Source: U.S. Department of Health & Human Services | June 2016
Spearheaded by the U.S. Departments of Education and Health and Human Services, the Early Learning Career Pathways Report examines comprehensive career pathway systems in the early childhood education (ECE) field. Career pathways, defined as comprehensive education and training systems, provide a sequence of coursework and credentials aligned with employer and industry needs. Pathways offer a much-needed solution to fostering the educational and workforce training needs of adult learners to meet national and regional workforce demands. Read the report.

Additional Resources

Early Childhood State Policy Profiles

Source: National Center for Children in Poverty (NCCP) | Aug. 2016
View the state profiles.

Child Care and Development Fund Plans FY 2016-2018: State Waivers and Corrective Actions

Source: National Women’s Law Center (NWLC) | Aug. 2016
View the report.

Parenting Matters: Supporting Parents of Children Ages 0-8

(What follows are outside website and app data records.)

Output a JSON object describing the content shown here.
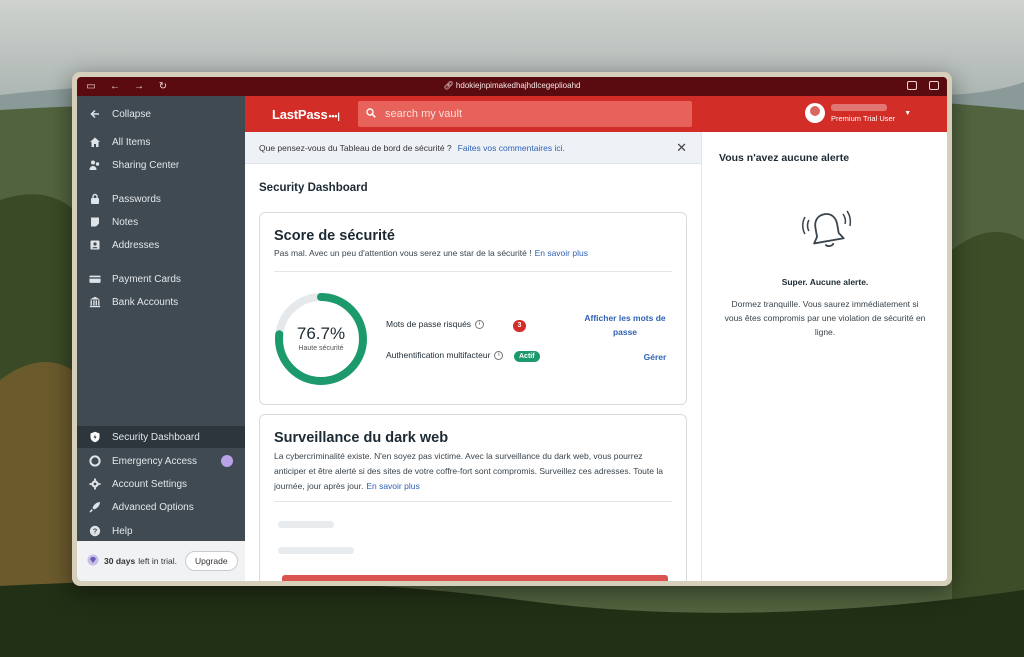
{
  "browser": {
    "url": "hdokiejnpimakedhajhdlcegeplioahd"
  },
  "sidebar": {
    "collapse_label": "Collapse",
    "items": [
      {
        "label": "All Items",
        "icon": "home-icon"
      },
      {
        "label": "Sharing Center",
        "icon": "sharing-icon"
      },
      {
        "label": "Passwords",
        "icon": "lock-icon"
      },
      {
        "label": "Notes",
        "icon": "note-icon"
      },
      {
        "label": "Addresses",
        "icon": "address-icon"
      },
      {
        "label": "Payment Cards",
        "icon": "card-icon"
      },
      {
        "label": "Bank Accounts",
        "icon": "bank-icon"
      }
    ],
    "bottom_items": [
      {
        "label": "Security Dashboard",
        "icon": "shield-icon"
      },
      {
        "label": "Emergency Access",
        "icon": "lifebuoy-icon"
      },
      {
        "label": "Account Settings",
        "icon": "gear-icon"
      },
      {
        "label": "Advanced Options",
        "icon": "rocket-icon"
      },
      {
        "label": "Help",
        "icon": "help-icon"
      }
    ],
    "trial": {
      "days": "30 days",
      "suffix": "left in trial.",
      "upgrade_label": "Upgrade"
    }
  },
  "topbar": {
    "logo": "LastPass",
    "logo_dots": "•••|",
    "search_placeholder": "search my vault",
    "user_plan": "Premium Trial User",
    "brand_color": "#d32d27"
  },
  "banner": {
    "text": "Que pensez-vous du Tableau de bord de sécurité ?",
    "link": "Faites vos commentaires ici."
  },
  "page_title": "Security Dashboard",
  "score_card": {
    "title": "Score de sécurité",
    "desc": "Pas mal. Avec un peu d'attention vous serez une star de la sécurité !",
    "link": "En savoir plus",
    "score_text": "76.7%",
    "score_value": 0.767,
    "score_label": "Haute sécurité",
    "metrics": [
      {
        "label": "Mots de passe risqués",
        "badge": "3",
        "action": "Afficher les mots de passe"
      },
      {
        "label": "Authentification multifacteur",
        "badge": "Actif",
        "action": "Gérer"
      }
    ],
    "accent_color": "#1d9a6c"
  },
  "darkweb_card": {
    "title": "Surveillance du dark web",
    "desc": "La cybercriminalité existe. N'en soyez pas victime. Avec la surveillance du dark web, vous pourrez anticiper et être alerté si des sites de votre coffre-fort sont compromis. Surveillez ces adresses. Toute la journée, jour après jour.",
    "link": "En savoir plus"
  },
  "alerts": {
    "title": "Vous n'avez aucune alerte",
    "subtitle": "Super. Aucune alerte.",
    "text": "Dormez tranquille. Vous saurez immédiatement si vous êtes compromis par une violation de sécurité en ligne."
  }
}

Source: The National Academies of Sciences, Engineering, and Medicine | July 2016
View the report

Children’s Budget 2016

Source: First Focus | July 2016
View the report

The Early Childhood Workforce Index

Source: Center for the Study of Child Care Employment | July 2016
View the report.

Early Childhood Systems Building Resource Guide

Source: U.S. Department of Health and Humans Services, Administration for Children and Families, Office of Child Care | July 2016
View the online tool.

Social Impact Bonds

Source: NCSL | June 2016
View the web brief

2016 KIDS COUNT Data Book

Source: Annie E. Casey | June 2016
View the report

What Early Learning in ESSA Can Look Like for States and Districts

Source: First Five Years Fund | June 2016
View the resources and tool box.

High-Quality Early Learning Settings Depend on a High-Quality Workforce: Low Compensation Undermines Quality

Source: U.S. Departments of Education and Health and Human Services | June 2016
View the report

Seizing New Policy Opportunities to Help Low Income Mothers with Depression: Current Landscape, Innovations, and Next Steps

Source: CLASP | June 2016
View the report

Set up for Success: Supporting Parents in Low-Wage Jobs and Their Children

Source: National Women’s Law Center (NWLC) | June 2016
View the report.

Olympians and Paralympians: High-Quality Early Education Can Help Kids Win the Academic “Medal Race”

Source: Champions for America’s Future | June 2016
View the report

2014 Head Start & Early Head Start Profiles

Source: CLASP | June 2016
View the state profiles.   

Best Practices in Creating and Adapting Quality Rating and Improvement System (QRIS) Rating Scales

Source: Office of Planning, Research & Evaluation (OPRE) | May 2016
View the report.  

STEM and Early Childhood—When Skills Take Root: Pennsylvania businesses and the military warn of STEM workforce skills gap; urge greater access to pre-K

Source: ReadyNation | May 2016
View the report

Click to View the Summer 2016 e-update as a PDF